Everyone has always wanted a piece of Britney Spears, which has long been one of the pop star’s problems. Same goes for the sensational headline-grabbing story involving the conservatorship that she has been battling against so publicly of late. A new documentary from director Erin Lee Carr (Dirty Money) promises a new look at this prisoner of fame “without utilizing the traumatic images that have previously defined her.”

Rob Lowe in Attack of the Hollywood Cliches on Netflix

Attack of the Hollywood Clichés


On a lighter note, walking pretty-boy cliché Rob Lowe cheekily hosts a humorous survey of the many Hollywood tropes we’ve come to expect, with actors, critics, TV and screen writers and assorted other creative types weighing in on those stock moments that have us rolling our eyes. (My favorite/least favorite cliché is the bit where someone sweeps everything off their desk in a fit of pique. Who does that?) One segment dissects the overused “Wilhelm Scream”—which brings to mind Brian DePalma’s 1981 classic Blow Out, in which sound engineer John Travolta goes in search of the perfect scream. (And that wasn’t a cliché.)

Jimmy Carter

In Their Own Words

His time in the White House may have been troubled, but there are few ex-presidents as revered and respected as Jimmy Carter, whose political and personal history is examined in the series’ latest installment. Featuring Carter’s own words in archival footage, the special features new interviews with journalists and family members sharing their observations, and musicians Garth Brooks and Trisha Yearwood, who got to know the Carters while volunteering with Habitat for Humanity, one of Carter’s pet causes.

Inside Tuesday TV:

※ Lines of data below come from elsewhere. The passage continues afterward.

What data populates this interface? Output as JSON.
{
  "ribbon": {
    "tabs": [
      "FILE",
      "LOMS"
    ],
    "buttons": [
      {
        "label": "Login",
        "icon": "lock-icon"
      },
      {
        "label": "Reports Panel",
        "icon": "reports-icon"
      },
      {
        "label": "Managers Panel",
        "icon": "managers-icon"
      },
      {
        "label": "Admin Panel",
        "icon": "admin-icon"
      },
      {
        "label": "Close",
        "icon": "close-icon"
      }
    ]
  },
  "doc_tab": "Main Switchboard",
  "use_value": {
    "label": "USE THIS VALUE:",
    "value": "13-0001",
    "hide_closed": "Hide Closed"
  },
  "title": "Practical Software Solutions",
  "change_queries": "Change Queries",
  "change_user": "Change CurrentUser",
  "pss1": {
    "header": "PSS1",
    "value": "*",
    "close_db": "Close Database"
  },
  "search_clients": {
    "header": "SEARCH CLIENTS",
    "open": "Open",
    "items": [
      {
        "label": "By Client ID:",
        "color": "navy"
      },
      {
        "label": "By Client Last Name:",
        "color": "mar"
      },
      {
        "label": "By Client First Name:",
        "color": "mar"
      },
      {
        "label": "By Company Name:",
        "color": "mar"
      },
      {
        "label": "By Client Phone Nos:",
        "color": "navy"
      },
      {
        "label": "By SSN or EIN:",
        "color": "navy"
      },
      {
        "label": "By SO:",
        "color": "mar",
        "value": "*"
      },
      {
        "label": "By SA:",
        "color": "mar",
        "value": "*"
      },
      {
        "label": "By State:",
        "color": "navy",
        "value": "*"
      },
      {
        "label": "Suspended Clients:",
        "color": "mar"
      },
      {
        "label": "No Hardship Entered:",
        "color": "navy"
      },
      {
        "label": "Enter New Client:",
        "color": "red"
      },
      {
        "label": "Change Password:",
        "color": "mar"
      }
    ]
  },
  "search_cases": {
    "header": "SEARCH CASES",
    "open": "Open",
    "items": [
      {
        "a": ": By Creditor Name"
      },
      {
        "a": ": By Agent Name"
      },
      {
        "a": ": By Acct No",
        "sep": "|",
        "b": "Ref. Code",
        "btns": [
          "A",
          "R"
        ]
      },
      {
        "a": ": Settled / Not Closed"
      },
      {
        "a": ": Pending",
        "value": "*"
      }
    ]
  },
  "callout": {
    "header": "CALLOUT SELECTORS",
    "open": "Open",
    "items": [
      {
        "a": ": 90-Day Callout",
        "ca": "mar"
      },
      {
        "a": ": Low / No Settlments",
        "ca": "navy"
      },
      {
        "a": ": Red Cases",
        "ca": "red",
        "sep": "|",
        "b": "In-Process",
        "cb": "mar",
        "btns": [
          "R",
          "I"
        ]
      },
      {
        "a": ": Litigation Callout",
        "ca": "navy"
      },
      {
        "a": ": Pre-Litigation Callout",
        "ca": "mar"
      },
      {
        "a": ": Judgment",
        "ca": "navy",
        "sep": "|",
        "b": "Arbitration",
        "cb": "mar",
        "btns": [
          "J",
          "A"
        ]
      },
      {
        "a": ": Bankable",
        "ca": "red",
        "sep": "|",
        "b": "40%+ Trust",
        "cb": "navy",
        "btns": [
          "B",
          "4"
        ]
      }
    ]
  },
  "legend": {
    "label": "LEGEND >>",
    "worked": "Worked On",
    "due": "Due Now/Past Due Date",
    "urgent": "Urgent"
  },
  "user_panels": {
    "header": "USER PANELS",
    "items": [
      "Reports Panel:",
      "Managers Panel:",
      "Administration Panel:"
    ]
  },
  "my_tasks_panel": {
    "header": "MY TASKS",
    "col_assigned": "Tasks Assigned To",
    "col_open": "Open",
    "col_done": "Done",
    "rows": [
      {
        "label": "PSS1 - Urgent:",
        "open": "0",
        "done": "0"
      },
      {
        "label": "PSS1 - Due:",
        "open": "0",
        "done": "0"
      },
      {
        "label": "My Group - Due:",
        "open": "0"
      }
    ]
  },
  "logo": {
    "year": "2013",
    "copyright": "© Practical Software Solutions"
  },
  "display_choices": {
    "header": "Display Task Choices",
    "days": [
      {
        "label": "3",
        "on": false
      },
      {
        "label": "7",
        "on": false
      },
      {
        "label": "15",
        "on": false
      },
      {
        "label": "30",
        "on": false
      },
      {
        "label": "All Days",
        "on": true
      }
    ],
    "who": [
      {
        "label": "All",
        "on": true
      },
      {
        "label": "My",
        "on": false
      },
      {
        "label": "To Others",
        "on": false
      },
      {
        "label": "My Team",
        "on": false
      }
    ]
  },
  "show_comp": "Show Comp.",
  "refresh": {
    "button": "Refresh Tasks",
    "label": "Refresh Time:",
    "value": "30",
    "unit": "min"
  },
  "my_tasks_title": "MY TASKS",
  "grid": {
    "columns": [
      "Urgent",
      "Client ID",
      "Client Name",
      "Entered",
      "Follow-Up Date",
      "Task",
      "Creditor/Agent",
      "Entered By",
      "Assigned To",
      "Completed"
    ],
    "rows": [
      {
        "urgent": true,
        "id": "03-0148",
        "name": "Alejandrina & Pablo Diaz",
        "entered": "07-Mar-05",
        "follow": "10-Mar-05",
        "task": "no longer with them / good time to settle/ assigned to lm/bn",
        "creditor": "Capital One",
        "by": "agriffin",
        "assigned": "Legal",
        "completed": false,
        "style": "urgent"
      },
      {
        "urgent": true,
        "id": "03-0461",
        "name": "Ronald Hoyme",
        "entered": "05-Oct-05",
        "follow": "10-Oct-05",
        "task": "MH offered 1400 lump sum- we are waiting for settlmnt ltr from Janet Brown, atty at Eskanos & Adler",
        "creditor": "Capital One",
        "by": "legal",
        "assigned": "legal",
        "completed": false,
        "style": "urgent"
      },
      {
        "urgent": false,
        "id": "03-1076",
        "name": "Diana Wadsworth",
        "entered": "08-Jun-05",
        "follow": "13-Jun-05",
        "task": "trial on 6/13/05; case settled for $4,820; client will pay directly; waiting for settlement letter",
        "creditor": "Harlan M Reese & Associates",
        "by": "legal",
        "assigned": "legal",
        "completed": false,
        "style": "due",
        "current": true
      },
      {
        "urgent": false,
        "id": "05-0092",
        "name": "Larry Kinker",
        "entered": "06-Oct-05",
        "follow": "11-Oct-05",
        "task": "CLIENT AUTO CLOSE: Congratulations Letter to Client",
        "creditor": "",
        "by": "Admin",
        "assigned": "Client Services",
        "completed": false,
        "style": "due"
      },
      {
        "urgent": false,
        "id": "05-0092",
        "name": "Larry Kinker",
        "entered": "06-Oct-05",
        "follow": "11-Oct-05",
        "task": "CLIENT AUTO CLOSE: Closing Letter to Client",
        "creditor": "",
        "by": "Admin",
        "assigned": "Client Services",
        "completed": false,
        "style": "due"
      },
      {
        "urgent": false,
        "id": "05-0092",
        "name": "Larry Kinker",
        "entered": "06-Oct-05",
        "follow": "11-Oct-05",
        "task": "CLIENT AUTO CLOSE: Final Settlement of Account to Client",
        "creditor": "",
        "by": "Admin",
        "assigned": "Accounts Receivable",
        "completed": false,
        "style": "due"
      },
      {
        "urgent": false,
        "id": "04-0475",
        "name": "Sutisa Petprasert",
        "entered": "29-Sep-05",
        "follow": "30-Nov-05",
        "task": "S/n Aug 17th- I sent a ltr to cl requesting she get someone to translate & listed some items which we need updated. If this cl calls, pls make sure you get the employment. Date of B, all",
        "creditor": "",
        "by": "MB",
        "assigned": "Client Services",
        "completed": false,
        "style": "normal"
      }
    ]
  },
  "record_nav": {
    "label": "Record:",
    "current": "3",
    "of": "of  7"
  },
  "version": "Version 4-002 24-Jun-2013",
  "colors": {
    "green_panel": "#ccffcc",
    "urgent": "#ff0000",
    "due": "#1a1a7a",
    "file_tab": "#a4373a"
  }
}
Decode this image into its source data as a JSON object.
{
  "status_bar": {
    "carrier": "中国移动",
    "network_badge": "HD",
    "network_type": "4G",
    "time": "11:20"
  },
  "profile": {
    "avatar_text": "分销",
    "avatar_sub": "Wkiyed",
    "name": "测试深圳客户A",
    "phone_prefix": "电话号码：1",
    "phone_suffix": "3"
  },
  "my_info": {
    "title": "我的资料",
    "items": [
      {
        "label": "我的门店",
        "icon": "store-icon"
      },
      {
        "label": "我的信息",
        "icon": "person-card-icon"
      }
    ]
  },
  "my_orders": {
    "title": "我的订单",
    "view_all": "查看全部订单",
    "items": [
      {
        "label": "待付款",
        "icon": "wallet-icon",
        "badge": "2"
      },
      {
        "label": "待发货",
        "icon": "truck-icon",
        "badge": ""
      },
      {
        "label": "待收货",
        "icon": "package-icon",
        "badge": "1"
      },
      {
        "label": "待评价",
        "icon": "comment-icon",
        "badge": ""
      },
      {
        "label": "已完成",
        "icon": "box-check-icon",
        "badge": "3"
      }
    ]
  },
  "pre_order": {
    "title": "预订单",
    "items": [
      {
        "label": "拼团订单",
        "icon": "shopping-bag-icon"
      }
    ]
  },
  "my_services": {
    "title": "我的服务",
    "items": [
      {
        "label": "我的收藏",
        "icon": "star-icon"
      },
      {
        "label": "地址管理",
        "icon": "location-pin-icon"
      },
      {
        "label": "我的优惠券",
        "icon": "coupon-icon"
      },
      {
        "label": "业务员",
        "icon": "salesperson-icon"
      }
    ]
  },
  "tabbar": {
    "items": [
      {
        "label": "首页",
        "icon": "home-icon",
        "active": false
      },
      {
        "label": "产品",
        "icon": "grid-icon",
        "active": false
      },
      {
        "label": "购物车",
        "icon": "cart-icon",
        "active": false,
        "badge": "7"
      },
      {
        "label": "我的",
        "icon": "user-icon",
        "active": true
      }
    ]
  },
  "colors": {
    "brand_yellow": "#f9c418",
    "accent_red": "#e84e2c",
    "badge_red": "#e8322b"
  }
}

  • Pardon the Interruption (7/6c and 9/8c, ESPN): Time flies when you’re jousting verbally about sports, and PTI marks its 20th anniversary with an hourlong special reliving the highlights of Tony Kornheiser and Michael Wilbon’s scrappy partnership.
  • Bachelor in Paradise (8/7c, ABC): Gluttons for pandering can feast on three hours of the guilty-pleasure reality show, featuring an ’80s-themed prom in the penultimate episode.
  • FBI: International (9/8c, CBS): Moving into its regular time period nestled between FBI (8/7c) and FBI: Most Wanted (10/9c), the latest spinoff finds the team dealing with the fallout from a bitter custody battle involving a mom who brought her son from the U.S. to Hungary.
  • Our Kind of People (9/8c, Fox): Another week, another gala event, and more scandalous secrets to be exposed in the soapy melodrama as the posh enclave of Oak Bluffs prepares for the Black Diamond Ball.
  • Speak Sis (9/8c, OWN): Oprah Winfrey leads a two-hour discussion to destigmatize mental health issues stemming from childhood trauma in the Black community.
  • Vanderpump Rules (9/8c, Bravo): With restaurants having reopened after the pandemic shutdown, Lisa Vanderpump welcomes reality-TV cameras back to follow her eatery’s past and present employees for a ninth season.
  • Wild Crime (streaming on Hulu): Think of this docuseries as a true-crime version of Big Sky (returning Thursday), each season following special agents of the National Park Service as they look into crimes committed on these sprawling public lands. The first installment, with episodes dropping each day through Friday, covers the suspicious 2012 death of Toni Henthorn, who fell from a cliff in Rocky Mountain National Park while celebrating her anniversary with husband Harold—whose first wife had died under mysterious and violent circumstances 17 years earlier.